We left the Pecos near where now stands the town of Roswell, and traveled up the Hondo out by Fort Stanton over the divide to San "Augustine Springs, near the Rio Grande, and wintered the cattle and sold them in the spring of 1868 to Hinds & Hooker, who were the United States contractors to feed the soldiers and Indians, as they were pretending to subdue and keep the Indians on reservations, but in reality were equipping them so they could depredate more efficiently on the drovers and emigrants.
In the summer of 1869 I sold a bunch of grown steers in Palo Pinto County, Texas, to Dr. D. B. Warren of Missouri, and we trailed them to Baxter Springs, Kansas. We swam Red River at the old Preston Ferry. We camped near the river the night before and tried to cross early in the morning. The river was very full of muddy water, and the cattle refused to take the water. "After all hands had about exhausted themselves Dr. Warren, who was his own boss, said to me : "William, what will we do about it " I answered him that we had better back out and graze the cattle until the sun got up so they could see the other bank, and they would want water and go across. "You should know that you can't swim cattle across as big a stream as this going east in the morning or going west late of an evening with the sun in their faces." About one P.M. we put them back on the trail and by the time the drags got near the river the leaders were climbing the east bank. The doctor looked at me and said, "Well, I'll be damned— every man to his profession."

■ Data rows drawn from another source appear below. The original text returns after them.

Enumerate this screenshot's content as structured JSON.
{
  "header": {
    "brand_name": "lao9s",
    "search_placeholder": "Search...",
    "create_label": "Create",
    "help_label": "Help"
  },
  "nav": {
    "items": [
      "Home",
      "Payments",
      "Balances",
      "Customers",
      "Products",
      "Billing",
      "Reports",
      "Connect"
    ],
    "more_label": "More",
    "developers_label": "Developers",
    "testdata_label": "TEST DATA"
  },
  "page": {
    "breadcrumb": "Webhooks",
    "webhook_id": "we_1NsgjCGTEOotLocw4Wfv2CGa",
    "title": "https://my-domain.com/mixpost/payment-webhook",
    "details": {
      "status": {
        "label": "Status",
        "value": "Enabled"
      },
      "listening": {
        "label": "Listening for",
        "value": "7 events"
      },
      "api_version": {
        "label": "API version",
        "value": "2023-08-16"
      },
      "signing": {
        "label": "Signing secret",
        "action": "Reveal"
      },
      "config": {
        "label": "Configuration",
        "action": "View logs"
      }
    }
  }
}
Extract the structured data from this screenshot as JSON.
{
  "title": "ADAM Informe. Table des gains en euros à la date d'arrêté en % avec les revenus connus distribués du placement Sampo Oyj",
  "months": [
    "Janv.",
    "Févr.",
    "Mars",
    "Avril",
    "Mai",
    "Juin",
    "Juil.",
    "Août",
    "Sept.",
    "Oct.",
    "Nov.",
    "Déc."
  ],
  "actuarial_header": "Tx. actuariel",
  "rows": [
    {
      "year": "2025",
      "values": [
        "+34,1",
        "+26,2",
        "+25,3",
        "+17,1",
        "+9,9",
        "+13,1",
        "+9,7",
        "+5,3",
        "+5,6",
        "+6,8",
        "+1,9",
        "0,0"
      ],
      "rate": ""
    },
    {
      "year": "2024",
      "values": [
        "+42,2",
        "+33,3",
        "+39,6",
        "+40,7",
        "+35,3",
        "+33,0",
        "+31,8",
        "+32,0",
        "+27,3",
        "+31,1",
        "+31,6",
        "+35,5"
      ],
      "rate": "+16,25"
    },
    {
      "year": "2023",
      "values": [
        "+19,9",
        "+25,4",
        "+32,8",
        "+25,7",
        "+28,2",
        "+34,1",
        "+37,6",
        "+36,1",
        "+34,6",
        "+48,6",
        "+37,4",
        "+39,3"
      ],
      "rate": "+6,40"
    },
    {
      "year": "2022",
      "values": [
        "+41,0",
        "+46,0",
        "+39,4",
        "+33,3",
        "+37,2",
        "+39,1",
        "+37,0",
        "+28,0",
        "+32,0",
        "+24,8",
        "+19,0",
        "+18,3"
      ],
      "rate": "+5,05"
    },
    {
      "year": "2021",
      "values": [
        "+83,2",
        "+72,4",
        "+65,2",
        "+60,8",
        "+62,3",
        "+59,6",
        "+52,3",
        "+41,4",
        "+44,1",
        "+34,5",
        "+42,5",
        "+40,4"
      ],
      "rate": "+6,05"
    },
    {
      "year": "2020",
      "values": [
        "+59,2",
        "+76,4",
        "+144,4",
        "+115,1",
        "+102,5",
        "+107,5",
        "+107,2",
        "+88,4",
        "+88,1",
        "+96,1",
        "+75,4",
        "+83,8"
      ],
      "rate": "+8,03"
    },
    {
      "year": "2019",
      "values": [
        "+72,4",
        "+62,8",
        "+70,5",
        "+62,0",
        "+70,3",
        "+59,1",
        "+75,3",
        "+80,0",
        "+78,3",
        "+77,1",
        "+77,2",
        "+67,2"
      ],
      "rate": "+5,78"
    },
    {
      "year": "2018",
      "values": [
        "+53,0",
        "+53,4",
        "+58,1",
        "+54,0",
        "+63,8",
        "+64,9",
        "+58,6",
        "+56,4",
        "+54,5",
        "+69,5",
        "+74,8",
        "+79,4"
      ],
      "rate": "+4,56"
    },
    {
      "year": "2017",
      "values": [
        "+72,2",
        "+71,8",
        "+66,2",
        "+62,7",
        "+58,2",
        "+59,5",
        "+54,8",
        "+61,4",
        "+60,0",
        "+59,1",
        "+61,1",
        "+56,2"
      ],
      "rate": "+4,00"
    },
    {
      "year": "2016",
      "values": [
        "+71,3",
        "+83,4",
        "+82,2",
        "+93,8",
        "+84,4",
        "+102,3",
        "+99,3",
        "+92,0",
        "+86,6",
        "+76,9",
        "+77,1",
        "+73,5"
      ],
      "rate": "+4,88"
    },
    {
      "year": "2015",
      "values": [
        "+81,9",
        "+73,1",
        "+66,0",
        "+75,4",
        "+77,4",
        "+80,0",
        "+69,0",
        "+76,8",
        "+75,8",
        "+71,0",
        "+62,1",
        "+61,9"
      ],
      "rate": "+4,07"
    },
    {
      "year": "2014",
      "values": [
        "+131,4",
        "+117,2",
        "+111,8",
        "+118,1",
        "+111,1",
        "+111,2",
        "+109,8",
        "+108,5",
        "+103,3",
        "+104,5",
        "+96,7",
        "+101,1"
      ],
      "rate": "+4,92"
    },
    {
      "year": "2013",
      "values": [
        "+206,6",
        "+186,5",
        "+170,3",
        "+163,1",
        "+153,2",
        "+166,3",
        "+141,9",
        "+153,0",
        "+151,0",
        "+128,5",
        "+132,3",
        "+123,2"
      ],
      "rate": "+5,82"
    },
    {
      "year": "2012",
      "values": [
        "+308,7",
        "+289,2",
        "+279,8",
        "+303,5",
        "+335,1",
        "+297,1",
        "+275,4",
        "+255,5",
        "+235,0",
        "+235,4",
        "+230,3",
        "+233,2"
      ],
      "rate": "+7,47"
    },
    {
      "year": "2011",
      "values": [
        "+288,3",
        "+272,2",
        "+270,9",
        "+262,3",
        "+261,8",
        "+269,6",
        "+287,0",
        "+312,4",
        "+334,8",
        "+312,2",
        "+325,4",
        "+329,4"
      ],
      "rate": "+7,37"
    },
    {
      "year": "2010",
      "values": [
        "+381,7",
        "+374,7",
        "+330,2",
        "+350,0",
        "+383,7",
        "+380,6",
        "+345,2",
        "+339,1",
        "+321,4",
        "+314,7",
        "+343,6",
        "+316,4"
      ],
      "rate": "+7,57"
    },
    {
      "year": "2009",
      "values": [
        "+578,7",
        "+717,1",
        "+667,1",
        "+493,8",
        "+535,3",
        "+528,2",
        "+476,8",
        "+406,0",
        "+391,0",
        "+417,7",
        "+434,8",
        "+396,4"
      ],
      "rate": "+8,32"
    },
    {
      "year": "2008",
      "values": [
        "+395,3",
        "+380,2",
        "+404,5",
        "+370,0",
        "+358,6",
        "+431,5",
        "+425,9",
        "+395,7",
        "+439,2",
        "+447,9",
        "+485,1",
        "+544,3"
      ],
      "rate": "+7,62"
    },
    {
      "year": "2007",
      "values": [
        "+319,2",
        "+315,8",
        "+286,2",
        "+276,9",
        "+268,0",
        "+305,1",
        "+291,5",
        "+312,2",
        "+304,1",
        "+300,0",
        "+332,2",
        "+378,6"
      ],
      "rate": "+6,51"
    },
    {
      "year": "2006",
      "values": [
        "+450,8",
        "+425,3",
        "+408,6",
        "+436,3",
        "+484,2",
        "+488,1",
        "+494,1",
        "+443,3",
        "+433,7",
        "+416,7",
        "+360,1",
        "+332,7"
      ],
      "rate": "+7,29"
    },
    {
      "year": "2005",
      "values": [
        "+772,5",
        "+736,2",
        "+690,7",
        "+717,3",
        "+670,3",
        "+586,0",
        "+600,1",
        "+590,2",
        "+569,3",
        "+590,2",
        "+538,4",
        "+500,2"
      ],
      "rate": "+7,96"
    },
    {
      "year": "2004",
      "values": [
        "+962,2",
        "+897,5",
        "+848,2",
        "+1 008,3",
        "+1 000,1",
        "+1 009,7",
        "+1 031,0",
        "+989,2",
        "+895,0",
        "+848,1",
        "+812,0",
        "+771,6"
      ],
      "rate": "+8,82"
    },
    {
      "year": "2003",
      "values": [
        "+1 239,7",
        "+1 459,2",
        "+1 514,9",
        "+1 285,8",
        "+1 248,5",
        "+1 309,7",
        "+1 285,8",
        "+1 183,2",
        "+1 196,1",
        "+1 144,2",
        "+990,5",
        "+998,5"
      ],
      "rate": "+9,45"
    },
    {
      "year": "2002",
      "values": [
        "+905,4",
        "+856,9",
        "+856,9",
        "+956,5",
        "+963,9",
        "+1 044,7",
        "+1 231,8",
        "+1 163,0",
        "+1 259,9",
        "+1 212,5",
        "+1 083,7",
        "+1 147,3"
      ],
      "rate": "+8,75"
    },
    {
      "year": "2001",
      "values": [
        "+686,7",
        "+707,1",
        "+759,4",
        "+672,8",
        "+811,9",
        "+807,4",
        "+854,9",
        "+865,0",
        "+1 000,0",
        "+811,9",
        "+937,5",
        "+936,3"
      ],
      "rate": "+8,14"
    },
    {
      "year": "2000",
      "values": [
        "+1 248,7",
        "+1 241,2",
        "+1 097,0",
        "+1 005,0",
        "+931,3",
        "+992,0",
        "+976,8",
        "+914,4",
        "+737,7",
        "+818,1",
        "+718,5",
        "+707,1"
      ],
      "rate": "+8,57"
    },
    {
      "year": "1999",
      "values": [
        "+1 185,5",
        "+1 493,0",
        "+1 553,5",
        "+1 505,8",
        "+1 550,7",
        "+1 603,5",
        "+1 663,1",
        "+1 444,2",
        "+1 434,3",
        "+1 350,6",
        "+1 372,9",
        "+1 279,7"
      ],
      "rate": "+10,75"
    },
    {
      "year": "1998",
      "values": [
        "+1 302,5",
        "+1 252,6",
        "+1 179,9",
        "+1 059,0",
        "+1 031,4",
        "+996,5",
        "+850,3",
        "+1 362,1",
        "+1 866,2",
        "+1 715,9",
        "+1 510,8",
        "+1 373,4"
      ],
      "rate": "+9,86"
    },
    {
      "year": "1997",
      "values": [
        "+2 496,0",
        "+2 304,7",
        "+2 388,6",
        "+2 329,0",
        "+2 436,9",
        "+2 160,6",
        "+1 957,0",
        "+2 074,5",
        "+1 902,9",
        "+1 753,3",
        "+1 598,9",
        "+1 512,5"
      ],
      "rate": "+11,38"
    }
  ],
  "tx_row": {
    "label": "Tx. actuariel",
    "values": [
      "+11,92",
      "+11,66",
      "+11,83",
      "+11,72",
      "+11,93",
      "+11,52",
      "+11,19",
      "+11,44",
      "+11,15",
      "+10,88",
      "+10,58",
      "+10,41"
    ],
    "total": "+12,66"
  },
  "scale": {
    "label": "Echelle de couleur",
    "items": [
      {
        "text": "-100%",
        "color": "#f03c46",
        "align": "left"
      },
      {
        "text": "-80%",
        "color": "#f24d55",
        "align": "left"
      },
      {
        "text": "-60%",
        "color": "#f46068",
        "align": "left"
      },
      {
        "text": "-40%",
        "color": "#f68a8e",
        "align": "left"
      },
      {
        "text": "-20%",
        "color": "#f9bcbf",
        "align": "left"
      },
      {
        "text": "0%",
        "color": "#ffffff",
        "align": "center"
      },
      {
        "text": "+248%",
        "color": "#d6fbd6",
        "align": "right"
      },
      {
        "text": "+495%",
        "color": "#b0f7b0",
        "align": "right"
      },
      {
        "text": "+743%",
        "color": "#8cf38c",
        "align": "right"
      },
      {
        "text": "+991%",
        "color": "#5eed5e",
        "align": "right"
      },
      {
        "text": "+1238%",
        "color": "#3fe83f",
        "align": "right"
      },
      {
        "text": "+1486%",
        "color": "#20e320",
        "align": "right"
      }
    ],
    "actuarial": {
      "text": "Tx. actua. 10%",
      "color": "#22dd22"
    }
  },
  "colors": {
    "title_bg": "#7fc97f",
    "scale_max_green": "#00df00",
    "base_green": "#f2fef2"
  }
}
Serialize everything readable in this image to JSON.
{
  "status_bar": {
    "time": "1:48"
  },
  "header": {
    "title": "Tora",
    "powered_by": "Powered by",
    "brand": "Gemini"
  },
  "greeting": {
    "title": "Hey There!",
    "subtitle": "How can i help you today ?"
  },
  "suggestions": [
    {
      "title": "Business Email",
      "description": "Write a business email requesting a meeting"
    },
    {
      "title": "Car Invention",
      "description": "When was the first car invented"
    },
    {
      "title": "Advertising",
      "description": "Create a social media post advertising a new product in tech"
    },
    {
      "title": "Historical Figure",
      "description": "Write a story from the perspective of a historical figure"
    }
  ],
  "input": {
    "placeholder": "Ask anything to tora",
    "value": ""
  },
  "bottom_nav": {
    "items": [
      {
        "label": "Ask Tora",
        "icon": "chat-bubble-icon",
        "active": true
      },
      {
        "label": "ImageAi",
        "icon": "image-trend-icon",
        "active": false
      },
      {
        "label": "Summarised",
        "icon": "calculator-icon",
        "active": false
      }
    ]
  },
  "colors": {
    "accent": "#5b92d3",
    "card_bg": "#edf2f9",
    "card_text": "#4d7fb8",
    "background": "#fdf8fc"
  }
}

In the spring of 1870 my father took his family along, and turned over more than eleven hundred cattle to us boys, John C. and J. W., to drive to California. We went out over the old Concho Trail to the Rio Pecos, up the